- Why do we have to create parenting identities out of our vices anyway? Wine-swilling Mom. Cursing Mom. Pill-popping Mom. Is being a parent so terribly uncool that we must compensate by showing the world how hard we can party regardless of who is under our supervision?
- Wait a minute. I'm a medical marijuana patient. This isn't a vice. This is a prescription that I'm using as prescribed. Why am I so shamed by it?
It was that last thought that spun my perspective around. We're a generation that's been highly medicated since our youth, and yet it's rare that we stop and think about the medications we're taking and how they affect our bodies. As a fibromyalgia patient with an anxiety disorder, I'm prescribed any number of benzos, painkillers, muscle relaxers and antidepressants pretty much whenever I ask. I don't feel any shame over taking any of those pills because they're warranted by medical conditions as far as most people are concerned.
But when I take the Xanax for my anxiety, my energy level plummets along with my anxiety.
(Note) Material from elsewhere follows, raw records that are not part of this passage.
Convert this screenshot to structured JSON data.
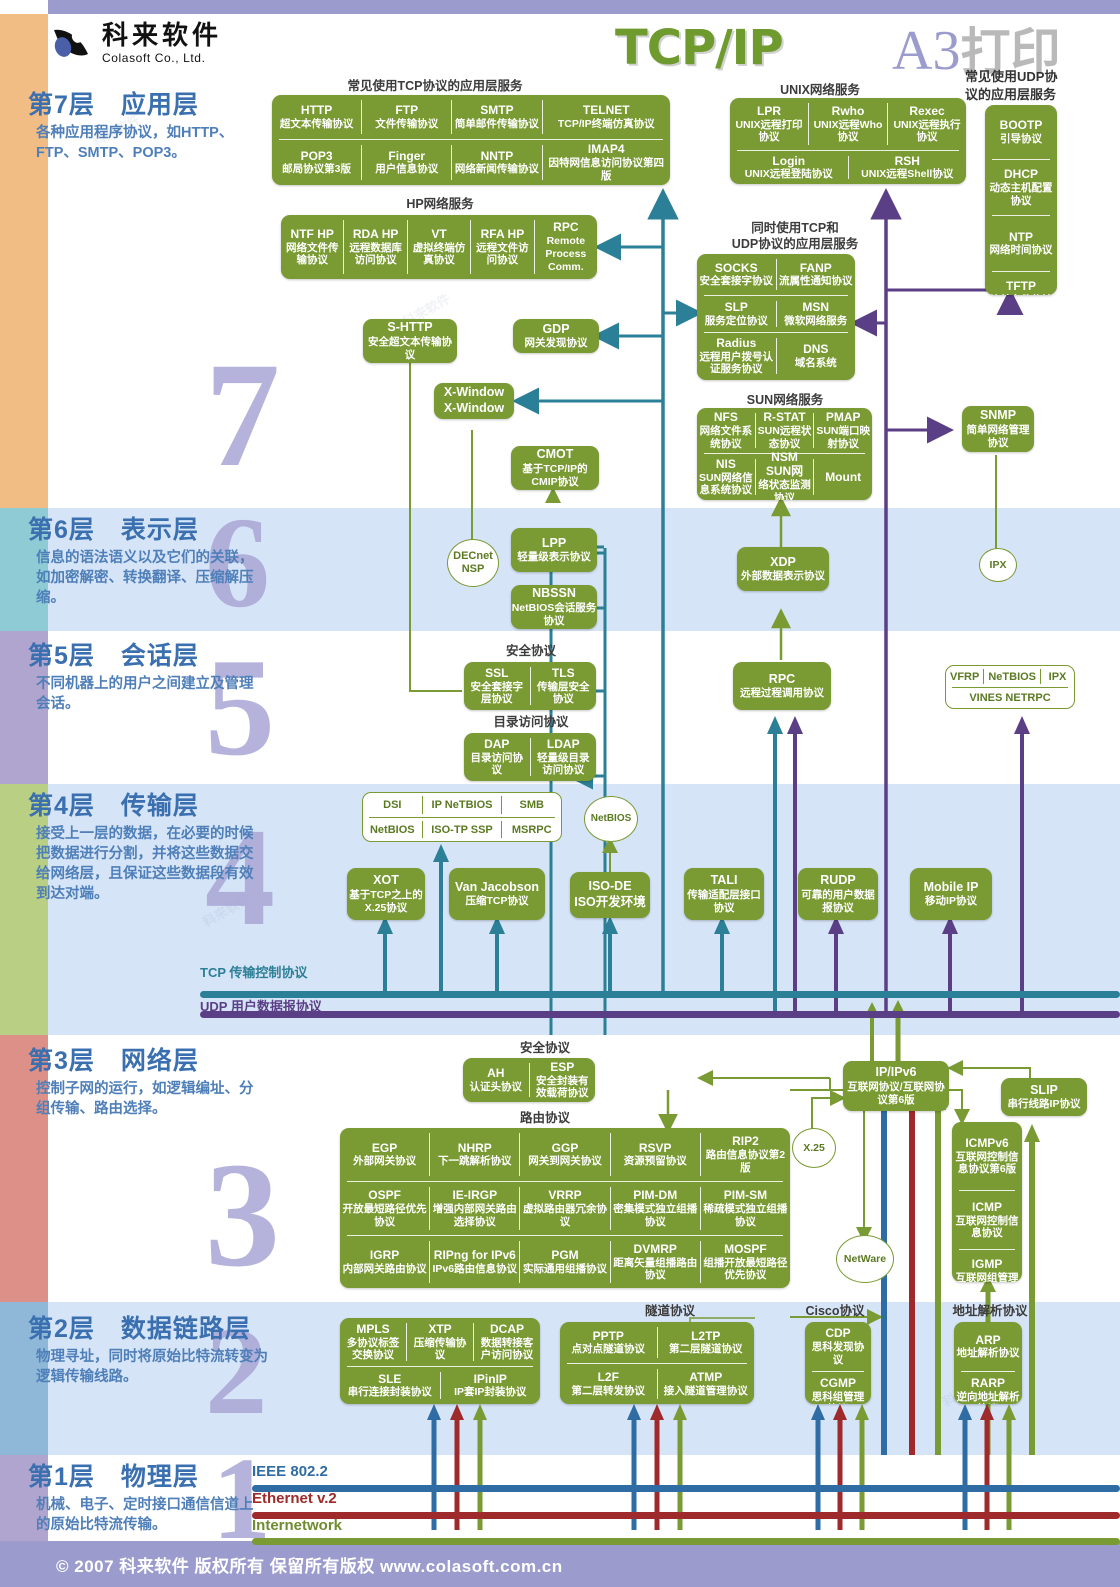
{
  "meta": {
    "title": "TCP/IP",
    "a3_a": "A3",
    "a3_b": "打印",
    "a3_caption": "常见使用UDP协\n议的应用层服务",
    "logo_cn": "科来软件",
    "logo_en": "Colasoft Co., Ltd.",
    "footer": "© 2007  科来软件  版权所有  保留所有版权  www.colasoft.com.cn",
    "accent_green": "#7a9a33",
    "accent_teal": "#2b7f96",
    "accent_purple": "#5b3f86",
    "accent_blue": "#3a6fb0",
    "band_blue": "#d6e4f7"
  },
  "layers": [
    {
      "id": "l7",
      "num": "7",
      "title": "第7层　应用层",
      "desc": "各种应用程序协议，如HTTP、FTP、SMTP、POP3。",
      "spine": "#f2bd85"
    },
    {
      "id": "l6",
      "num": "6",
      "title": "第6层　表示层",
      "desc": "信息的语法语义以及它们的关联，如加密解密、转换翻译、压缩解压缩。",
      "spine": "#8ecbd4"
    },
    {
      "id": "l5",
      "num": "5",
      "title": "第5层　会话层",
      "desc": "不同机器上的用户之间建立及管理会话。",
      "spine": "#b0a5ce"
    },
    {
      "id": "l4",
      "num": "4",
      "title": "第4层　传输层",
      "desc": "接受上一层的数据，在必要的时候把数据进行分割，并将这些数据交给网络层，且保证这些数据段有效到达对端。",
      "spine": "#b8cf84"
    },
    {
      "id": "l3",
      "num": "3",
      "title": "第3层　网络层",
      "desc": "控制子网的运行，如逻辑编址、分组传输、路由选择。",
      "spine": "#dd9088"
    },
    {
      "id": "l2",
      "num": "2",
      "title": "第2层　数据链路层",
      "desc": "物理寻址，同时将原始比特流转变为逻辑传输线路。",
      "spine": "#8fb7d8"
    },
    {
      "id": "l1",
      "num": "1",
      "title": "第1层　物理层",
      "desc": "机械、电子、定时接口通信信道上的原始比特流传输。",
      "spine": "#b0a5ce"
    }
  ],
  "captions": {
    "tcp_apps": "常见使用TCP协议的应用层服务",
    "unix": "UNIX网络服务",
    "hp": "HP网络服务",
    "tcp_udp_apps": "同时使用TCP和\nUDP协议的应用层服务",
    "sun": "SUN网络服务",
    "sec_l5": "安全协议",
    "dir_l5": "目录访问协议",
    "sec_l3": "安全协议",
    "routing": "路由协议",
    "tunnel": "隧道协议",
    "cisco": "Cisco协议",
    "arp": "地址解析协议"
  },
  "buses": {
    "tcp": {
      "label": "TCP 传输控制协议",
      "color": "#2b7f96"
    },
    "udp": {
      "label": "UDP 用户数据报协议",
      "color": "#5b3f86"
    },
    "ieee": {
      "label": "IEEE 802.2",
      "color": "#2f6ca3"
    },
    "ethernet": {
      "label": "Ethernet v.2",
      "color": "#9e2a2b"
    },
    "internetwork": {
      "label": "Internetwork",
      "color": "#7a9a33"
    }
  },
  "boxes": {
    "tcp_apps": [
      [
        {
          "nm": "HTTP",
          "cn": "超文本传输协议"
        },
        {
          "nm": "FTP",
          "cn": "文件传输协议"
        },
        {
          "nm": "SMTP",
          "cn": "简单邮件传输协议"
        },
        {
          "nm": "TELNET",
          "cn": "TCP/IP终端仿真协议"
        }
      ],
      [
        {
          "nm": "POP3",
          "cn": "邮局协议第3版"
        },
        {
          "nm": "Finger",
          "cn": "用户信息协议"
        },
        {
          "nm": "NNTP",
          "cn": "网络新闻传输协议"
        },
        {
          "nm": "IMAP4",
          "cn": "因特网信息访问协议第四版"
        }
      ]
    ],
    "unix": [
      [
        {
          "nm": "LPR",
          "cn": "UNIX远程打印协议"
        },
        {
          "nm": "Rwho",
          "cn": "UNIX远程Who协议"
        },
        {
          "nm": "Rexec",
          "cn": "UNIX远程执行协议"
        }
      ],
      [
        {
          "nm": "Login",
          "cn": "UNIX远程登陆协议"
        },
        {
          "nm": "RSH",
          "cn": "UNIX远程Shell协议"
        }
      ]
    ],
    "udp_apps": [
      {
        "nm": "BOOTP",
        "cn": "引导协议"
      },
      {
        "nm": "DHCP",
        "cn": "动态主机配置协议"
      },
      {
        "nm": "NTP",
        "cn": "网络时间协议"
      },
      {
        "nm": "TFTP",
        "cn": "简单文件传输协议"
      }
    ],
    "hp": [
      {
        "nm": "NTF HP",
        "cn": "网络文件传输协议"
      },
      {
        "nm": "RDA HP",
        "cn": "远程数据库访问协议"
      },
      {
        "nm": "VT",
        "cn": "虚拟终端仿真协议"
      },
      {
        "nm": "RFA HP",
        "cn": "远程文件访问协议"
      },
      {
        "nm": "RPC",
        "cn": "Remote Process Comm."
      }
    ],
    "tcp_udp_apps": [
      [
        {
          "nm": "SOCKS",
          "cn": "安全套接字协议"
        },
        {
          "nm": "FANP",
          "cn": "流属性通知协议"
        }
      ],
      [
        {
          "nm": "SLP",
          "cn": "服务定位协议"
        },
        {
          "nm": "MSN",
          "cn": "微软网络服务"
        }
      ],
      [
        {
          "nm": "Radius",
          "cn": "远程用户拨号认证服务协议"
        },
        {
          "nm": "DNS",
          "cn": "域名系统"
        }
      ]
    ],
    "sun": [
      [
        {
          "nm": "NFS",
          "cn": "网络文件系统协议"
        },
        {
          "nm": "R-STAT",
          "cn": "SUN远程状态协议"
        },
        {
          "nm": "PMAP",
          "cn": "SUN端口映射协议"
        }
      ],
      [
        {
          "nm": "NIS",
          "cn": "SUN网络信息系统协议"
        },
        {
          "nm": "NSM SUN网",
          "cn": "络状态监测协议"
        },
        {
          "nm": "Mount",
          "cn": ""
        }
      ]
    ],
    "shttp": {
      "nm": "S-HTTP",
      "cn": "安全超文本传输协议"
    },
    "gdp": {
      "nm": "GDP",
      "cn": "网关发现协议"
    },
    "xwindow": {
      "nm": "X-Window",
      "cn": "X-Window"
    },
    "cmot": {
      "nm": "CMOT",
      "cn": "基于TCP/IP的CMIP协议"
    },
    "snmp": {
      "nm": "SNMP",
      "cn": "简单网络管理协议"
    },
    "lpp": {
      "nm": "LPP",
      "cn": "轻量级表示协议"
    },
    "nbssn": {
      "nm": "NBSSN",
      "cn": "NetBIOS会话服务协议"
    },
    "xdp": {
      "nm": "XDP",
      "cn": "外部数据表示协议"
    },
    "decnet": "DECnet NSP",
    "ipx_l6": "IPX",
    "ssl_tls": [
      {
        "nm": "SSL",
        "cn": "安全套接字层协议"
      },
      {
        "nm": "TLS",
        "cn": "传输层安全协议"
      }
    ],
    "dap_ldap": [
      {
        "nm": "DAP",
        "cn": "目录访问协议"
      },
      {
        "nm": "LDAP",
        "cn": "轻量级目录访问协议"
      }
    ],
    "rpc_l5": {
      "nm": "RPC",
      "cn": "远程过程调用协议"
    },
    "vines": {
      "row": [
        "VFRP",
        "NeTBIOS",
        "IPX"
      ],
      "bottom": "VINES NETRPC"
    },
    "l4_white": [
      [
        "DSI",
        "IP NeTBIOS",
        "SMB"
      ],
      [
        "NetBIOS",
        "ISO-TP SSP",
        "MSRPC"
      ]
    ],
    "netbios_ell": "NetBIOS",
    "xot": {
      "nm": "XOT",
      "cn": "基于TCP之上的X.25协议"
    },
    "vanjacobson": {
      "nm": "Van Jacobson",
      "cn": "压缩TCP协议"
    },
    "isode": {
      "nm": "ISO-DE",
      "cn": "ISO开发环境"
    },
    "tali": {
      "nm": "TALI",
      "cn": "传输适配层接口协议"
    },
    "rudp": {
      "nm": "RUDP",
      "cn": "可靠的用户数据报协议"
    },
    "mobileip": {
      "nm": "Mobile IP",
      "cn": "移动IP协议"
    },
    "ah_esp": [
      {
        "nm": "AH",
        "cn": "认证头协议"
      },
      {
        "nm": "ESP",
        "cn": "安全封装有效载荷协议"
      }
    ],
    "routing": [
      [
        {
          "nm": "EGP",
          "cn": "外部网关协议"
        },
        {
          "nm": "NHRP",
          "cn": "下一跳解析协议"
        },
        {
          "nm": "GGP",
          "cn": "网关到网关协议"
        },
        {
          "nm": "RSVP",
          "cn": "资源预留协议"
        },
        {
          "nm": "RIP2",
          "cn": "路由信息协议第2版"
        }
      ],
      [
        {
          "nm": "OSPF",
          "cn": "开放最短路径优先协议"
        },
        {
          "nm": "IE-IRGP",
          "cn": "增强内部网关路由选择协议"
        },
        {
          "nm": "VRRP",
          "cn": "虚拟路由器冗余协议"
        },
        {
          "nm": "PIM-DM",
          "cn": "密集模式独立组播协议"
        },
        {
          "nm": "PIM-SM",
          "cn": "稀疏模式独立组播协议"
        }
      ],
      [
        {
          "nm": "IGRP",
          "cn": "内部网关路由协议"
        },
        {
          "nm": "RIPng for IPv6",
          "cn": "IPv6路由信息协议"
        },
        {
          "nm": "PGM",
          "cn": "实际通用组播协议"
        },
        {
          "nm": "DVMRP",
          "cn": "距离矢量组播路由协议"
        },
        {
          "nm": "MOSPF",
          "cn": "组播开放最短路径优先协议"
        }
      ]
    ],
    "ipv6": {
      "nm": "IP/IPv6",
      "cn": "互联网协议/互联网协议第6版"
    },
    "slip": {
      "nm": "SLIP",
      "cn": "串行线路IP协议"
    },
    "icmp_stack": [
      {
        "nm": "ICMPv6",
        "cn": "互联网控制信息协议第6版"
      },
      {
        "nm": "ICMP",
        "cn": "互联网控制信息协议"
      },
      {
        "nm": "IGMP",
        "cn": "互联网组管理协议"
      }
    ],
    "x25_ell": "X.25",
    "netware_ell": "NetWare",
    "l2_left": [
      [
        {
          "nm": "MPLS",
          "cn": "多协议标签交换协议"
        },
        {
          "nm": "XTP",
          "cn": "压缩传输协议"
        },
        {
          "nm": "DCAP",
          "cn": "数据转接客户访问协议"
        }
      ],
      [
        {
          "nm": "SLE",
          "cn": "串行连接封装协议"
        },
        {
          "nm": "IPinIP",
          "cn": "IP套IP封装协议"
        }
      ]
    ],
    "tunnel": [
      [
        {
          "nm": "PPTP",
          "cn": "点对点隧道协议"
        },
        {
          "nm": "L2TP",
          "cn": "第二层隧道协议"
        }
      ],
      [
        {
          "nm": "L2F",
          "cn": "第二层转发协议"
        },
        {
          "nm": "ATMP",
          "cn": "接入隧道管理协议"
        }
      ]
    ],
    "cisco": [
      {
        "nm": "CDP",
        "cn": "思科发现协议"
      },
      {
        "nm": "CGMP",
        "cn": "思科组管理协议"
      }
    ],
    "arp": [
      {
        "nm": "ARP",
        "cn": "地址解析协议"
      },
      {
        "nm": "RARP",
        "cn": "逆向地址解析协议"
      }
    ]
  }
}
I once lost a writing job because I was overly sedated in a meeting. When I take the Soma for the debilitating hip pain and radiating arm pain that my fibromyalgia brings, I often don't remember portions of the evening when I wake up the next day. And not the final moments of the evening. I lose chunks of my night like you might if you were getting blackout drunk. If my child woke with appendicitis in the middle of the night and came in to wake me, there's a very good chance I wouldn't wake up, and perhaps even more terrifying, if I did, I might take her to the ER and not remember how we got there the next day.
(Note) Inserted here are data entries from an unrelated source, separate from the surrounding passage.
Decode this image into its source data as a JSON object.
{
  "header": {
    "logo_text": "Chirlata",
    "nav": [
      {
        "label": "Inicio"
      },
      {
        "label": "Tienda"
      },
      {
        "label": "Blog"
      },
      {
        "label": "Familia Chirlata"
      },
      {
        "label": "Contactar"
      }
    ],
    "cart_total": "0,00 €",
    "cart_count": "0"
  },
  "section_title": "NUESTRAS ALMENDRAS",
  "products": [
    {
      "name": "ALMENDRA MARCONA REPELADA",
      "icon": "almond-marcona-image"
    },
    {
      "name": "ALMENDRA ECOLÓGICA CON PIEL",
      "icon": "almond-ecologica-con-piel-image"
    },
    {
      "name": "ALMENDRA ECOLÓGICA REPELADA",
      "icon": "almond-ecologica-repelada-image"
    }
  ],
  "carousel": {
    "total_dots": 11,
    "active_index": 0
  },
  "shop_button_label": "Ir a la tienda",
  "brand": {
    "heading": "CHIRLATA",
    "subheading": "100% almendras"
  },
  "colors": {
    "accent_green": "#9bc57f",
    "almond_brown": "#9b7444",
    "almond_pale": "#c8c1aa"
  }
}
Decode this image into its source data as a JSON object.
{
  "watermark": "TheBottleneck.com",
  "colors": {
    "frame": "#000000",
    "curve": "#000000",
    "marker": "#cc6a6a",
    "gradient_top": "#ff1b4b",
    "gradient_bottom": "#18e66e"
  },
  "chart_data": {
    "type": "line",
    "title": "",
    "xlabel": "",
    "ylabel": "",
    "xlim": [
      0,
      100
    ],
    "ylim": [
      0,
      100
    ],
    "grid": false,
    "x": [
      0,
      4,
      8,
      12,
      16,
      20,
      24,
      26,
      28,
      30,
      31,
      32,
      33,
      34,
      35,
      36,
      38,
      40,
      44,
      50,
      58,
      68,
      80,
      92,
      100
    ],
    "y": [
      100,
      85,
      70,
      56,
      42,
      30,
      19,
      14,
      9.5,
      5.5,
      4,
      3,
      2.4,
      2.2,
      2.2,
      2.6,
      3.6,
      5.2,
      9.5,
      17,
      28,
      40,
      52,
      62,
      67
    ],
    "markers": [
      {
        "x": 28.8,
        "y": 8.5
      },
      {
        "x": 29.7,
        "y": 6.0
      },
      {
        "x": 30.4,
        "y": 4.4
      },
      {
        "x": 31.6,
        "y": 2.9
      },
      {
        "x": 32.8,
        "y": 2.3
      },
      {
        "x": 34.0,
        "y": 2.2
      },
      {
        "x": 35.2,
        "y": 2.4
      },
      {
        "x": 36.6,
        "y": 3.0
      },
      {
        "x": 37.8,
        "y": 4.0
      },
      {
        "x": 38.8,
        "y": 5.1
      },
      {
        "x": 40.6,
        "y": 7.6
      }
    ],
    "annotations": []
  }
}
A few weeks ago, I decided that I was going to quit marijuana for good. I was carrying a lot of discomfort about how much a part of my routine it had become, and I thought it was best to just kick it to the curb.
And then something strange started happening. I went through my Xanax prescription twice as fast as usual. I started taking the Soma more and more frequently. Days kind of started blending into each other because I'd wake up groggier and groggier. I had eliminated the wrong thing. Marijuana (which, in case I haven't been clear, I am totally legal to use under California Senate Bill SB420 -- and yes, it's really called that) was the medication that was helping me most. It was prescribed for the same conditions, and yet, every time a young celebrity overdoses and dies, it's the only thing in my medicine cabinet not inevitably listed on their toxicity report. Because unlike EVERY.OTHER.MEDICATION I've been prescribed to help with my buffet of autoimmune and anxiety issues, marijuana can't kill you.
In this country, we have to erase the stigma of marijuana; it is not a street drug, and is a beneficial natural medicine -- which as an added bonus is used to make cloth, paper, oil and is easily renewable.
In her piece, Westby wrote:
I'm obviously not the only mom who smokes pot. In fact, I'm guessing that there are a lot of us out there. Sometimes we recognize each other and, in doing so, enter into a sisterhood of winks and whispers, complicit in our mutual understanding and our public shame.
That resonated with me. I've felt that shame too. I've shared the same glances. I've invited the woman from my pot shop and her kiddo to my daughter's birthday party because she told me she doesn't want the stigma of her job to overflow into her daughter's social life, so she keeps her distance from most moms. But shame indicates a problem. Shame indicates we're doing something wrong. We're not. In cases like mine and Kiri Westby's, we're not even doing anything illegal.
If we're going to have a conversation about pot, medicinal or otherwise, I think it needs to start with the stigma even those of us who support it and benefit from its medicinal properties have trouble shaking. For me, that starts with the decision that there doesn't need to big a big secret or a big confession. I'm a mom. I'm a card-carrying medical marijuana user. Those are just two of about a million things about me.
This post originally appeared on The818.com.